Penn wants a different ending to this season. Last year the Raiders lost the AFC West crown and a shot to win the team’s first playoff game. Penn suffered a knee injury the following week that kept him from playing in the postseason.

The goal is to realize vast potential now that the Raiders offense is back healthy again.

“I’m all about karma and stuff like that,” Penn said. “Maybe (God is) trying to tell us that this is our year. We have to put in the work to get it. I know D.C. is happy, I’m dang sure happy to get him back. We’re growing and masterminding this offense trying to make it as explosive as possible.”

 

Raiders OTA observations: Conley, rookies must earn their stripes

Raiders OTA observations: Conley, rookies must earn their stripes

ALAMEDA – Rookies have been immersed in the Raiders system most of this month, but still have a lot to learn before training camp begins this summer.

There’s significant work ahead this spring during OTAs and mid-June’s mandatory minicamp, and young players will do so from the second and third teams. Even the highly touted ones.

First-round draft pick Gareon Conley played slot cornerback with the second unit and outside cornerback on the third during Tuesday’s OTA open to the media. It’s a position the slick, speedy cover man will vacate posthaste, but the Raiders prefer rookies earn their stripes.

“All of our young guys are going to earn their way,” head coach Jack Del Rio said. “We have a good football team. We’re going to let them earn their way. We’ll let them compete. We’re early in the competition, so we’ll just go through the offseason and continue to get (Conley) involved and get him reps. These guys will ascend and take their positions as they earn it. We’re really happy with the way he’s started.”

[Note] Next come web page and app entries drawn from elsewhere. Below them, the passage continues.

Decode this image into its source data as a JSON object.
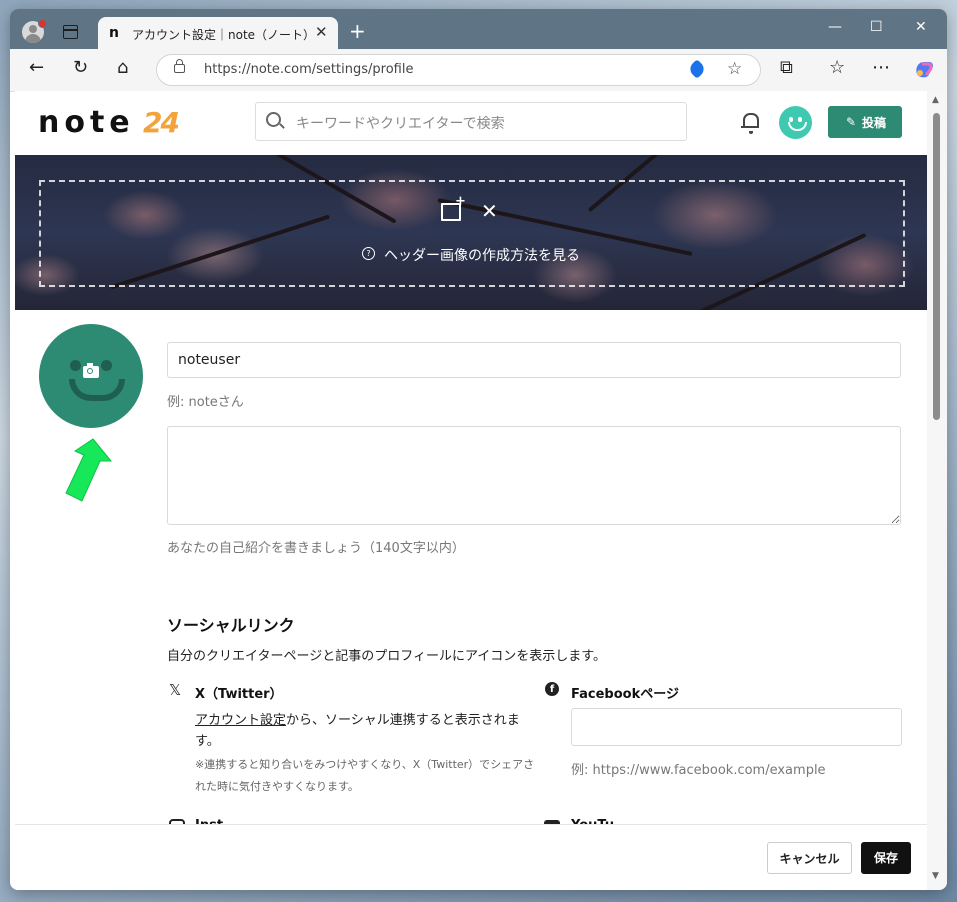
{
  "browser": {
    "tab_favicon": "n",
    "tab_title": "アカウント設定｜note（ノート）",
    "url": "https://note.com/settings/profile",
    "icons": [
      "profile-icon",
      "tabs-icon",
      "back-icon",
      "reload-icon",
      "home-icon",
      "lock-icon",
      "tag-icon",
      "star-icon",
      "extensions-icon",
      "favorites-icon",
      "more-icon",
      "copilot-icon"
    ]
  },
  "header": {
    "logo": "note",
    "logo_badge": "24",
    "search_placeholder": "キーワードやクリエイターで検索",
    "post_label": "投稿",
    "accent_color": "#2d8a73"
  },
  "cover": {
    "help_text": "ヘッダー画像の作成方法を見る"
  },
  "profile": {
    "name_value": "noteuser",
    "name_hint": "例: noteさん",
    "bio_value": "",
    "bio_hint": "あなたの自己紹介を書きましょう（140文字以内）"
  },
  "social": {
    "title": "ソーシャルリンク",
    "description": "自分のクリエイターページと記事のプロフィールにアイコンを表示します。",
    "x_label": "X（Twitter）",
    "x_link": "アカウント設定",
    "x_desc_rest": "から、ソーシャル連携すると表示されます。",
    "x_note": "※連携すると知り合いをみつけやすくなり、X（Twitter）でシェアされた時に気付きやすくなります。",
    "facebook_label": "Facebookページ",
    "facebook_value": "",
    "facebook_hint": "例: https://www.facebook.com/example",
    "clipped_left": "Inst",
    "clipped_right": "YouTu"
  },
  "footer": {
    "cancel_label": "キャンセル",
    "save_label": "保存"
  }
}
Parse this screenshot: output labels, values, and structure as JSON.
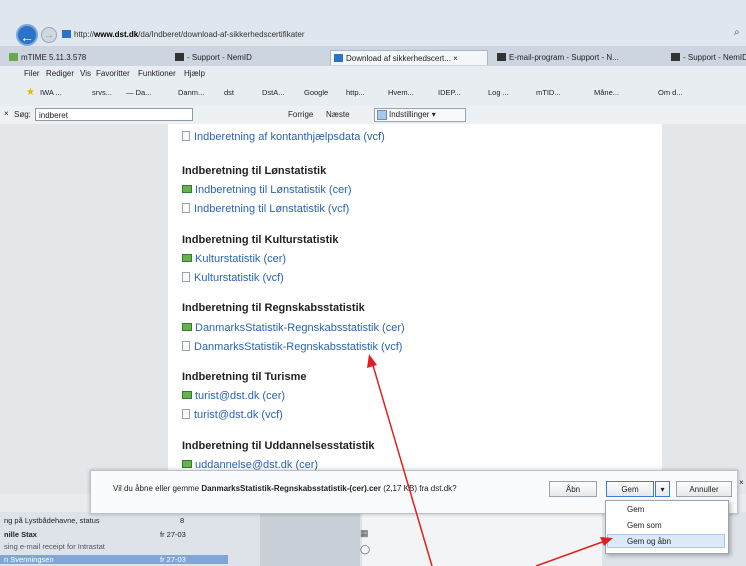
{
  "browser": {
    "url": "http://www.dst.dk/da/Indberet/download-af-sikkerhedscertifikater",
    "url_prefix": "http://",
    "url_domain": "www.dst.dk",
    "url_path": "/da/Indberet/download-af-sikkerhedscertifikater",
    "tabs": [
      {
        "label": "mTIME 5.11.3.578",
        "active": false
      },
      {
        "label": "- Support - NemID",
        "active": false
      },
      {
        "label": "Download af sikkerhedscert... ×",
        "active": true
      },
      {
        "label": "E-mail-program - Support - N...",
        "active": false
      },
      {
        "label": "- Support - NemID",
        "active": false
      }
    ],
    "menu": [
      "Filer",
      "Rediger",
      "Vis",
      "Favoritter",
      "Funktioner",
      "Hjælp"
    ],
    "favorites": [
      "IWA ...",
      "srvs...",
      "— Da...",
      "Danm...",
      "dst",
      "DstA...",
      "Google",
      "http...",
      "Hvem...",
      "IDEP...",
      "Log ...",
      "mTID...",
      "Måne...",
      "Om d..."
    ],
    "find": {
      "label": "Søg:",
      "value": "indberet",
      "prev": "Forrige",
      "next": "Næste",
      "options": "Indstillinger ▾",
      "close": "×"
    }
  },
  "page": {
    "top_link": "Indberetning af kontanthjælpsdata (vcf)",
    "sections": [
      {
        "title": "Indberetning til Lønstatistik",
        "links": [
          {
            "type": "cer",
            "text": "Indberetning til Lønstatistik (cer)"
          },
          {
            "type": "vcf",
            "text": "Indberetning til Lønstatistik (vcf)"
          }
        ]
      },
      {
        "title": "Indberetning til Kulturstatistik",
        "links": [
          {
            "type": "cer",
            "text": "Kulturstatistik (cer)"
          },
          {
            "type": "vcf",
            "text": "Kulturstatistik (vcf)"
          }
        ]
      },
      {
        "title": "Indberetning til Regnskabsstatistik",
        "links": [
          {
            "type": "cer",
            "text": "DanmarksStatistik-Regnskabsstatistik (cer)"
          },
          {
            "type": "vcf",
            "text": "DanmarksStatistik-Regnskabsstatistik (vcf)"
          }
        ]
      },
      {
        "title": "Indberetning til Turisme",
        "links": [
          {
            "type": "cer",
            "text": "turist@dst.dk (cer)"
          },
          {
            "type": "vcf",
            "text": "turist@dst.dk (vcf)"
          }
        ]
      },
      {
        "title": "Indberetning til Uddannelsesstatistik",
        "links": [
          {
            "type": "cer",
            "text": "uddannelse@dst.dk (cer)"
          }
        ]
      }
    ]
  },
  "download": {
    "prefix": "Vil du åbne eller gemme ",
    "filename": "DanmarksStatistik-Regnskabsstatistik-(cer).cer",
    "suffix": " (2,17 KB) fra dst.dk?",
    "open": "Åbn",
    "save": "Gem",
    "dropdown": "▾",
    "cancel": "Annuller",
    "close": "×",
    "menu": [
      "Gem",
      "Gem som",
      "Gem og åbn"
    ]
  },
  "mail": {
    "rows": [
      {
        "subject": "ng på Lystbådehavne, status",
        "date": "8"
      },
      {
        "subject": "nille Stax",
        "date": "fr 27-03"
      },
      {
        "subject": "sing e-mail receipt for Intrastat",
        "date": ""
      },
      {
        "subject": "n Svenningsen",
        "date": "fr 27-03"
      }
    ]
  },
  "colors": {
    "link": "#2a64b0",
    "arrow": "#e02020",
    "accent": "#2b72c9"
  }
}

The Raiders didn’t feature a single rookie on their first units Tuesday. Second-round safety Obi Melifonwu, fourth-round offensive tackle David Sharpe and middle linebacker Marquel Lee were featured on the second unit.

Here are some other observations from Tuesday’s OTA sessions.

-- Del Rio said Marshall Newhouse had the inside track to be the team’s starting right tackle. The versatile veteran worked there with the first team, joining a front five otherwise intact from a season ago.

-- Second-year pro Connor Cook, who switched from No. 8 to No. 18 this offseason, ran the second offensive unit. E.J. Manuel worked with the third team.

-- Inside linebacker Ben Heeney worked on a side field with a trainer during Tuesday’s practice, as he continues to rehab from surgery to repair an ankle broken early last season. Jelani Jenkins also did side work after practicing on Monday.

Cory James and Tyrell Adams worked with the first unit at inside linebacker.

-- Veteran running back Marshawn Lynch was limited to individual drills for a second straight day as the Raiders ease him back into football activity.

-- Offensive lineman Austin Howard is working his way back from offseason shoulder surgery, and only practice during individual drills.

-- Cornerback Sean Smith had offseason surgery, but was a full participant in Tuesday’s session.

-- Third-round defensive tackle Eddie Vanderdoes remains away from the Raiders complex due to an NFL rule preventing players from schools still in session to work with their teams. He won’t re-join the squad until training camp. Undrafted rookie Nicholas Morrow is in a similar spot, but will return next week.

-- Edge rusher Shilique Calhoun played last season at 250 pounds, but looks decidedly bigger now. He told the team website he’s up to 270 pounds.